Matthew Hill – 26November 2010
Perth-based Chalice Gold, exploring for gold in Eritrea, listed on the TSX on Friday, and chairperson Tim Goyder predicted its Zara project would have a capital payback period of “slightly over two years” at a $1 200/oz gold price.
According to a feasibility study, the Koka deposit at Zara would produce an average 104 000 oz/y with low cash operating costs of $338/oz and an initial mine life of seven years.
“With these robust economics, Chalice has, in cooperation with the Eritrean government, commenced the permitting process for the Koka project to facilitate the grant of a mining licence to enable development to commence during 2011,” Goyder told shareholders on Thursday at Chalice’s annual general meeting in Perth.
The government has told the company it would exercise its right to buy a further 20% stake in the project, to add to the 10% it already owns.
The Zara project is located in the geological province known as the Arabian Nubian Shield, which straddles the Red Sea.
“We believe the Arabian Nubian Shield offers numerous outstanding opportunities to build our gold resource base in East Africa,” Goyder said.
Zara is located some 100 km north of Nevsun Resources’ Bisha operation.
Earlier this month Vancouver-based Nevsun Resources said it expected to complete the first gold pour at Bisha before the end of the year. The mine is expected to produce 450 000 oz of gold in its first year of commercial production, at a cost of less than $250/oz.
Chalice believed the Koka open pit mine would cost $122-million to build.
“We believe the high grade, low cost Koka deposit and surrounding exploration potential in Eritrea will generate significant interest in Canada, particularly as the company’s profile increases in the North American investment community,” Goyder said of the TSX listing.
Chalice previously had an exploration joint venture at Zara with US gold giant Newmont Mining, but it decided to ditch this in September, and rather press ahead alone.
In May, the US Commission on International Religious Freedom (USCIRF ) released a report saying the US government should “prohibit any foreign company’s raising capital or listing its securities in the United States while engaged in developing Eritrea’s mineral resources”.
This was because of religious freedom violations, including “torture or other ill-treatment of religious prisoners, sometimes resulting in death,” the USCIRF said.
Last year, the United Nations imposed sanctions on Eritrea for its alleged role in Somalia.
Ethiopia borders Eritrea in the South and Sudan in the north west. The Red Sea lies to the east of the former Italian colony.
“Border tensions and humanitarian concerns provide an elevated level of risk for operating in the authoritarian country,” Toronto-based Stiefel Nicolaus analyst Josh Wolfson said in a September report.
Eritrea ranked 165 out of 182 countries in the UN’s 2009 Human Development Report.
Wolfson initiated coverage of Chalice with a one-year target price of A$0,80, while the company closed on the ASX on Friday at A$0,63, giving it a market capitalisation of around A$130-million.
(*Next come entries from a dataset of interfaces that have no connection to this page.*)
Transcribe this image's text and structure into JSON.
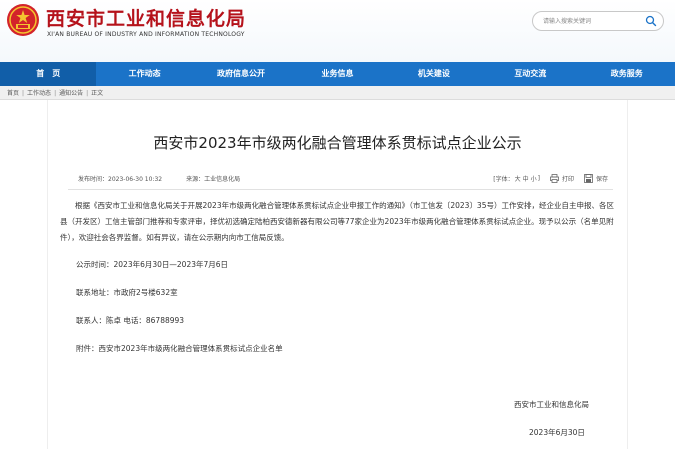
{
  "header": {
    "title": "西安市工业和信息化局",
    "subtitle": "XI'AN BUREAU OF INDUSTRY AND INFORMATION TECHNOLOGY",
    "search_placeholder": "请输入搜索关键词"
  },
  "nav": {
    "items": [
      {
        "label": "首　页"
      },
      {
        "label": "工作动态"
      },
      {
        "label": "政府信息公开"
      },
      {
        "label": "业务信息"
      },
      {
        "label": "机关建设"
      },
      {
        "label": "互动交流"
      },
      {
        "label": "政务服务"
      }
    ]
  },
  "breadcrumb": {
    "items": [
      "首页",
      "工作动态",
      "通知公告",
      "正文"
    ]
  },
  "article": {
    "title": "西安市2023年市级两化融合管理体系贯标试点企业公示",
    "publish_time_label": "发布时间：",
    "publish_time": "2023-06-30 10:32",
    "source_label": "来源：",
    "source": "工业信息化局",
    "font_label": "[字体：",
    "font_large": "大",
    "font_medium": "中",
    "font_small": "小",
    "font_close": "]",
    "print_label": "打印",
    "save_label": "保存",
    "body_text": "根据《西安市工业和信息化局关于开展2023年市级两化融合管理体系贯标试点企业申报工作的通知》（市工信发〔2023〕35号）工作安排，经企业自主申报、各区县（开发区）工信主管部门推荐和专家评审，择优初选确定陆柏西安德新器有限公司等77家企业为2023年市级两化融合管理体系贯标试点企业。现予以公示（名单见附件），欢迎社会各界监督。如有异议，请在公示期内向市工信局反馈。",
    "notice_period": "公示时间：2023年6月30日—2023年7月6日",
    "contact_address": "联系地址：市政府2号楼632室",
    "contact_person": "联系人：陈卓  电话：86788993",
    "attachment": "附件：西安市2023年市级两化融合管理体系贯标试点企业名单",
    "sign_org": "西安市工业和信息化局",
    "sign_date": "2023年6月30日"
  },
  "colors": {
    "brand_red": "#b5121b",
    "nav_blue": "#1b73c8"
  },
  "icons": [
    "emblem-icon",
    "search-icon",
    "print-icon",
    "save-icon"
  ]
}
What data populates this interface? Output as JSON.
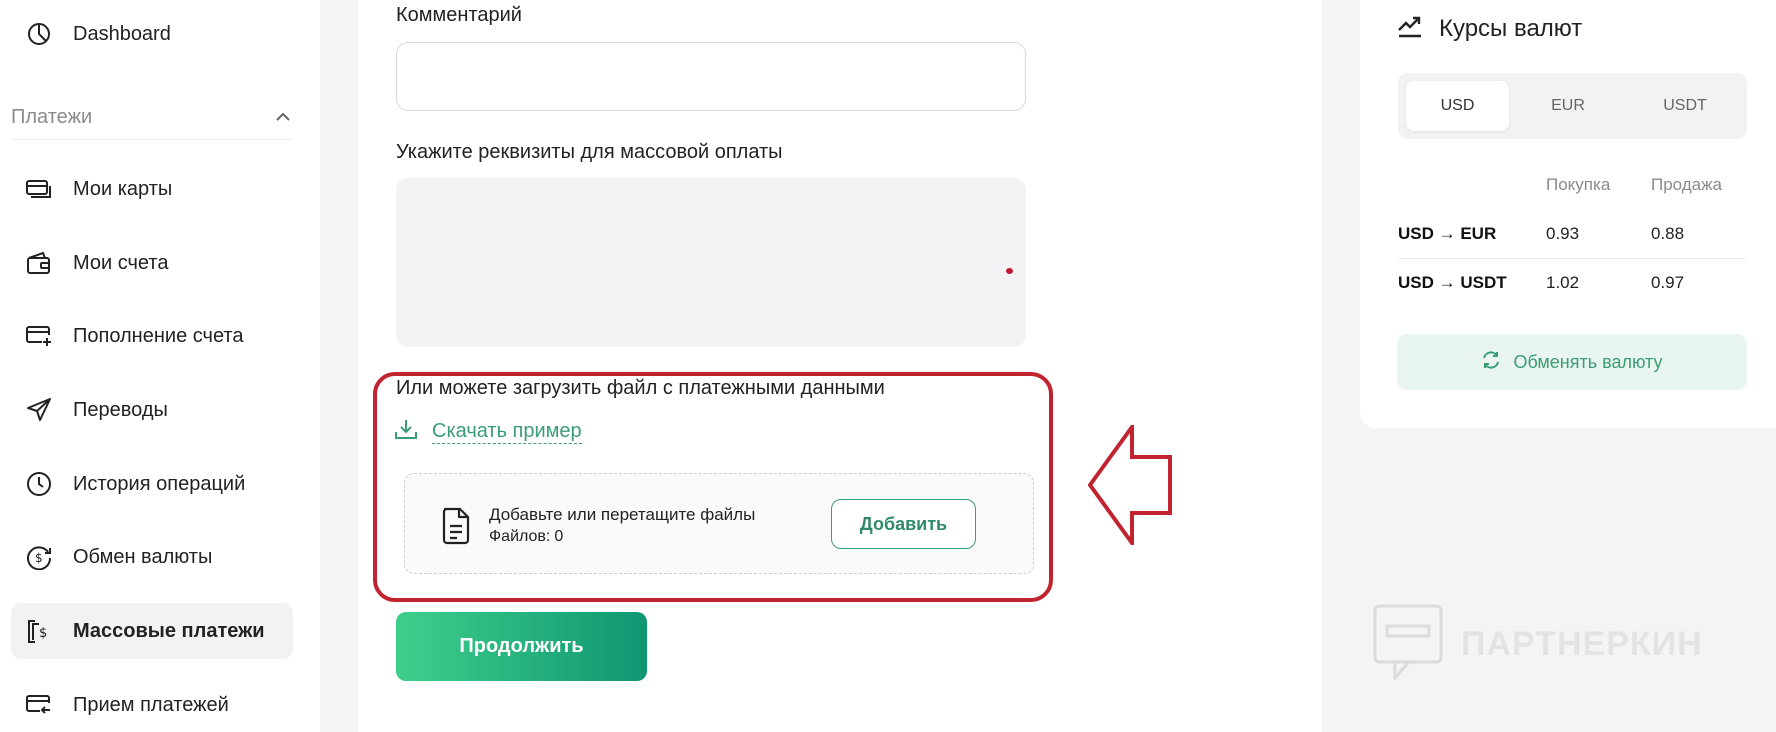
{
  "sidebar": {
    "dashboard": "Dashboard",
    "section_title": "Платежи",
    "items": [
      {
        "label": "Мои карты",
        "icon": "cards-icon"
      },
      {
        "label": "Мои счета",
        "icon": "wallet-icon"
      },
      {
        "label": "Пополнение счета",
        "icon": "card-plus-icon"
      },
      {
        "label": "Переводы",
        "icon": "send-icon"
      },
      {
        "label": "История операций",
        "icon": "clock-icon"
      },
      {
        "label": "Обмен валюты",
        "icon": "exchange-coin-icon"
      },
      {
        "label": "Массовые платежи",
        "icon": "mass-payments-icon",
        "active": true
      },
      {
        "label": "Прием платежей",
        "icon": "receive-card-icon"
      }
    ]
  },
  "form": {
    "comment_label": "Комментарий",
    "comment_value": "",
    "requisites_label": "Укажите реквизиты для массовой оплаты",
    "requisites_value": "",
    "upload_title": "Или можете загрузить файл с платежными данными",
    "download_example": "Скачать пример",
    "dropzone_text": "Добавьте или перетащите файлы",
    "files_label": "Файлов:",
    "files_count": "0",
    "add_button": "Добавить",
    "continue_button": "Продолжить"
  },
  "rates": {
    "title": "Курсы валют",
    "tabs": [
      "USD",
      "EUR",
      "USDT"
    ],
    "active_tab": "USD",
    "buy_header": "Покупка",
    "sell_header": "Продажа",
    "rows": [
      {
        "pair": "USD → EUR",
        "buy": "0.93",
        "sell": "0.88"
      },
      {
        "pair": "USD → USDT",
        "buy": "1.02",
        "sell": "0.97"
      }
    ],
    "exchange_button": "Обменять валюту"
  },
  "watermark": "ПАРТНЕРКИН",
  "colors": {
    "accent_green": "#3a9d76",
    "highlight_red": "#c1232f",
    "button_gradient_start": "#3fcf8b",
    "button_gradient_end": "#0f9672"
  }
}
Haywood Securities analysts Joe Mazumdar and Sasha Bukacheva gave the company a 12-month target price of A$0,85 in a note released on Thursday. They said Chalice “offers the opportunity to invest in a near-term gold producer with significant resources upside as a ‘first mover’ in Eritrea”.
Goyder owns 12% of Chalice.